Human beings are a paradox. We can ponder the subtlest questions, like the origins of matter or the beginning of time. We pride ourselves on the quality of our intellects. But at the same time, we are hardwired to make assumptions that can make us look downright dumb.
The psychology of decision-making
Psychologists have long known that we selectively filter facts and focus on evidence that supports our preconceived notions. It’s been shown that our brains validate the “rightness” of our decisions by ignoring evidence that might prove contrary. Psychologists call this cognitive dissonance. And it has profound implications for how we make decisions. Unless we are aware of this phenomenon, and unless we deliberately ask others whom we trust to give us their independent view, we have no idea whether or not we are seeing a situation objectively.
The body of evidence is surprisingly large. And it shows that the people who consider themselves the most competent are actually the least competent. (Score one for the importance of staying humble!) For example, researchers showed that people who score lowest on a series of simple tests of reading and spelling actually believed themselves to be the most proficient. In contrast, researchers found competent people were more likely to underestimate their performance. In other words, there is a reverse correlation between how we evaluate our performance—and how we actually perform.
This research echoes other studies showing that over-confidence is rampant. For example, researchers have shown that the vast majority of people rate themselves “above average” in a wide variety of activities, despite the statistical impossibility of that conclusion. It’s like Garrison Keillor’s Lake Wobegon come to life, where the women are handsome and all the men are “above average.”
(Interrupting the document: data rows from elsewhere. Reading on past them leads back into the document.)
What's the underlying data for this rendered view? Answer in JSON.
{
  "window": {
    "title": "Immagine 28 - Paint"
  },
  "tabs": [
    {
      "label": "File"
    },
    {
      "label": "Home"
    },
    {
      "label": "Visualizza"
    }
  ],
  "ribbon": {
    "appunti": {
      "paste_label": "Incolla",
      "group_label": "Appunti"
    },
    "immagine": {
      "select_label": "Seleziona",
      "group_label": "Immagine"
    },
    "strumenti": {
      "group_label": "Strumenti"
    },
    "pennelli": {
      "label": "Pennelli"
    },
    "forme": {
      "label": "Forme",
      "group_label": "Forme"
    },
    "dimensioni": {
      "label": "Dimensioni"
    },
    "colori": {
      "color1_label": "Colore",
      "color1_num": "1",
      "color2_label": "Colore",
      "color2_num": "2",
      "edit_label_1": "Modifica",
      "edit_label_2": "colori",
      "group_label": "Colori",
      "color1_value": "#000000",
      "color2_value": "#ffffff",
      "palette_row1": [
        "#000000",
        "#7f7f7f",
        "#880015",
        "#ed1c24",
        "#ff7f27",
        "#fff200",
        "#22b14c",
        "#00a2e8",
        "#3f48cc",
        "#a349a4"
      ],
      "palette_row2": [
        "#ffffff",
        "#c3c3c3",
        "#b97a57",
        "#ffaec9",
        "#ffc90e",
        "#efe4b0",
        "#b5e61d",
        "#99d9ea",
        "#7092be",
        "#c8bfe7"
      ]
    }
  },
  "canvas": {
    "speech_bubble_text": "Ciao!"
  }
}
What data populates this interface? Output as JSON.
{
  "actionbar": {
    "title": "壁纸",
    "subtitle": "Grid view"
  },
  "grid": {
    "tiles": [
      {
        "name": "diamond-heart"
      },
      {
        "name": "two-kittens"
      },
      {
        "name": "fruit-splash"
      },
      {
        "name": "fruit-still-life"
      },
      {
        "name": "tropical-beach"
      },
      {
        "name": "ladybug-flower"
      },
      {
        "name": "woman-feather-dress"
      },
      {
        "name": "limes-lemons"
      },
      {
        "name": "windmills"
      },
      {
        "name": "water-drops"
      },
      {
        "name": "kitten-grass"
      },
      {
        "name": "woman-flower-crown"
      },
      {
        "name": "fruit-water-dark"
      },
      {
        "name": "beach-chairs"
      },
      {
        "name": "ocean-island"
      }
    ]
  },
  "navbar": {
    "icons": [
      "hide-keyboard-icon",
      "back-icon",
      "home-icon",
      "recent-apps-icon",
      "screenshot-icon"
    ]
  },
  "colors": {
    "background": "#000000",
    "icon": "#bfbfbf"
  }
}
Here’s a further twist to this body of research. The tests showed that people who were revealed in earlier tests to be more incompetent were unaffected by the experience of seeing how well other people performed. Some people in this group even further inflated their estimates of their abilities, based purely on seeing other people’s scores. In other words, if you’re not very competent, it’s very difficult to dissuade you from your position. You are one obstinate fellow!
Why did this come about?
The “assumption of competence” is thought to have conferred an evolutionary advantage tens of thousands of years ago—when our ancestors were hunting large animals (think woolly mammoths). They had no weapons—only sharp sticks. The only way for these early hunters to succeed was to band together. The assumption of competence provided them with the collective courage to do something that no individual in his right mind would choose to do on his own. Minus the assumption of competence, they would have sensibly stayed in their caves. The assumption of competence helped them overcome their fears, take on big challenges, feel successful, and propagate the species (even if a few of them died each time a mammoth was killed).
The assumption of competence causes us to justify our beliefs and decisions—even if they’re boneheaded or downright dangerous—and then surround ourselves with like-minded folks. In the words of Franz Kafka, “a belief is like a guillotine—just as heavy and just as light.” The assumption of competence explains why people develop hardened political and religious positions. It’s the deep ghost in the machine. No wonder the word “assume” can also be read as: “the ass you made of me.”
We can’t escape the assumption of competence, but we can minimize it when we are managing decisions. Here’s where consultative decision making really shines. If we are on guard against the assumption of competence, and aware of our fallibility, we can see the importance of surrounding ourselves with smart people with different points of view who can help us appreciate what’s really going on. The consultative process is invaluable because it helps us view the problem more objectively—and see the flaws in our own machine more clearly.
Download the PDF — The Five Types of Decisions